Part 23: European model, dead zones, acid rain
In a world already horrifically overpopulated, which country will take a stand? Make a statement? Provide leadership? As you look at India at 1.16 billion today, growing by 12-15 million net gain annually (they cannot keep up with their own growth rates)—on its way to adding 480 million by mid century—you might scratch your head—what makes them tick? What do they use for brains? How do they keep at it? Who makes decisions like that? Why?
Today, 1,000 Indian children under 12 die every day of diarrhea, dysentery and other water borne diseases. That goes on year after year as they add 12-15 million people to their country net gain annually. They cannot solve THAT problem let alone dozens of other problems such as quality of life—but they keep on propagating! Folks, what if 1,000 children died in the USA every day from such easily solved problems? We would go nuts screaming at our leaders and they would solve it, or be voted out! It’s unimaginable, but that happens in India EVERY day!
Bangladesh: they suffer 157 million people in a landmass the size of Iowa. They expect another 100 million within fifty to six years. Any slowing down? Any birth control? Any chance for human decency? Nope! Religion, as in India, trumps common sense, rational thinking, education and reasoned thought!
China, at 1.3 billion, forced “one child” per family and still growing via ‘population momentum’ at eight million annually net gain, will add 400 million by mid century. India expects to overtake China! China and India stand nostril-deep in overpopulation today—but the United States follows behind them as the third fastest growing country in the world! We add 3.1 to 3.4 million annually, about 90 percent by all forms of immigration.
The USA reached 2.03 fertility in 1970, thus a stable population within itself.
When will world leaders grow a brain?
In his book, Too Many People, Lindsey Grant addresses such things as our destruction of earth’s operating systems and much more. You may find his book at www.sevenlockspress.com and www.amazon.com . Grant is a former Deputy Assistant Secretary of State for Environment and Population Affairs.
“Europe’s population growth is on the verge of turning around, and the almost universal reaction has been panic at the prospect—as if the population it so recently attained is essential to its survival,” said Grant. “The reaction raised as population grew, but the end of growth is seen as a disaster. I think this topic needs more serious thought and less visceral reaction.”
The oldest fear remains that if populations stop growing, they cannot maintain the labor force to support aging populations in Europe and Japan. Once again, those persons think in 20th century paradigms that cannot and do not work in the 21st century. Exponential growth cannot be sustained. What good to add more population when you cannot feed, water and sustain it? I am forever amazed that leaders cannot get their minds onto a reality platform!
Even the UN pushes for “replacement migration” to help declining populations grow! Go figure! You might think that anyone with the brains that God gave a goose could put two and two together and figure this thing out.
Instead of Europe growing by immigration, Grant advises to lower its population to sustainable levels.

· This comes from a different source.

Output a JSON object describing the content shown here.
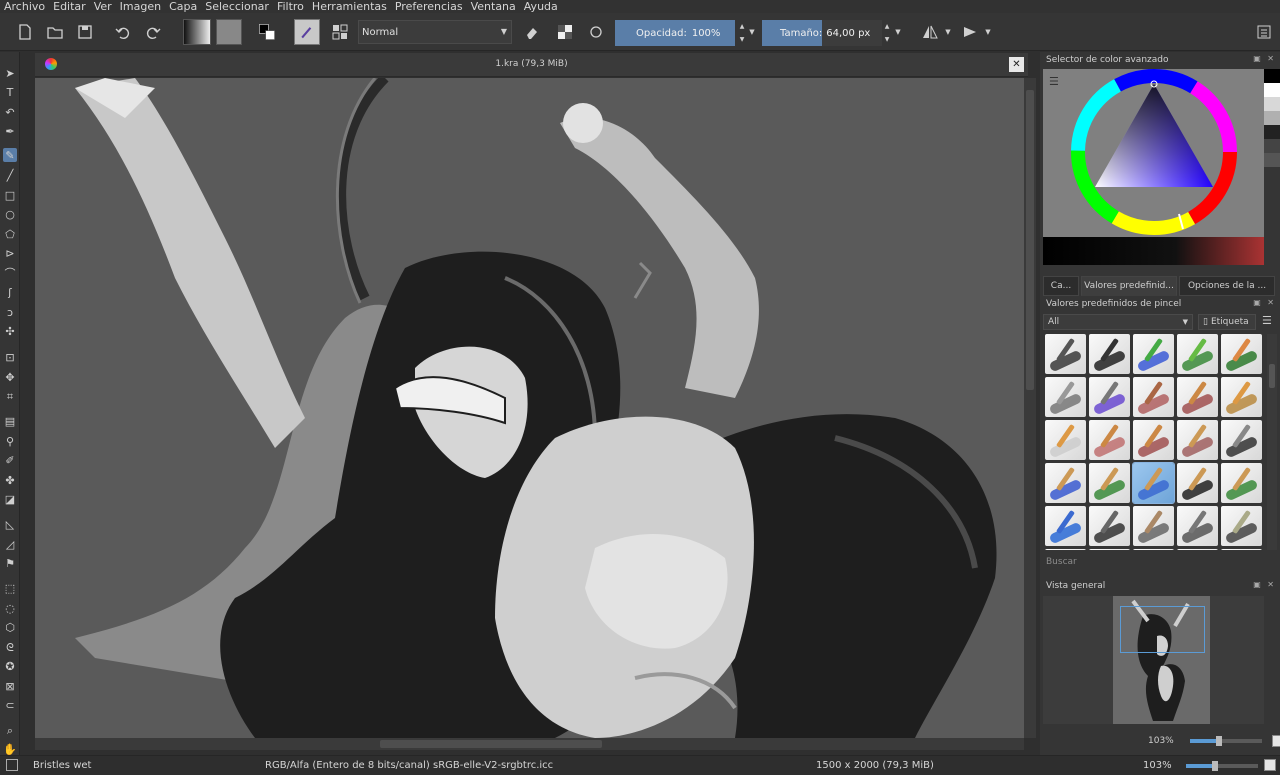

For instance, Great Britain suffers 62 million people on an island the size of Oregon. Would anyone in the great state of Oregon, with less than 3.8 million, want to host 62 million in that state? Germany houses 82 million in a landmass less about the size of Colorado. I live in Colorado and we already suffer 5.1 million people, air polluted skies, gridlock traffic and water shortages. France suffers 62 million in a tiny amount of space. And, Holland, at 150 miles wide by 180 miles long houses a huge 18 million people. They could not sustain that number if not for modern food production, imported energy and just about everything imported.
“Let me propose a very different view: a smaller European population will be good for Europe and for the world, and the transitional problems are manageable, if difficult,” said Grant. “Recent world growth has put very heavy pressure on the environment. It has driven up the natural carbon, nitrogen and phosphate levels load in the biosphere, generating fundamental changes in the world ecology. It has led to water pollution and atmospheric acidification, and it drives worldwide problems of carbon loading and climate change. Europe and Japan are two of the most crowded regions on Earth. With populations more like those of 1950, or even earlier, they could enjoy the benefits of prosperity without environmental costs that have come to characterize it.”
Grant talks about pesticide use in Europe triple that of the USA. Fertilizer use remains double that of America’s. Consequently, their rivers run full of poison residue. In fact, the main rivers running to the North Sea like the Rheine, Thames and Seine—create the largest ‘dead zone’ in the world at 27,000 square miles, or, the same size as South Carolina.
So, I ask you, what positive results can the United States anticipate by adding 100 million people to this country within 25 years?
Frosty Wooldridge has bicycled across six continents - from the Arctic to the South Pole - as well as six times across the USA, coast to coast and border to border. In 2005, he bicycled from the Arctic Circle, Norway to Athens, Greece. He presents "The Coming Population Crisis in America: and what you can do about it" to civic clubs, church groups, high schools and colleges. He works to bring about sensible world population balance at www.frostywooldridge.com He is the author of: America on the Brink: The Next Added 100 Million Americans. Copies available: 1 888 280 7715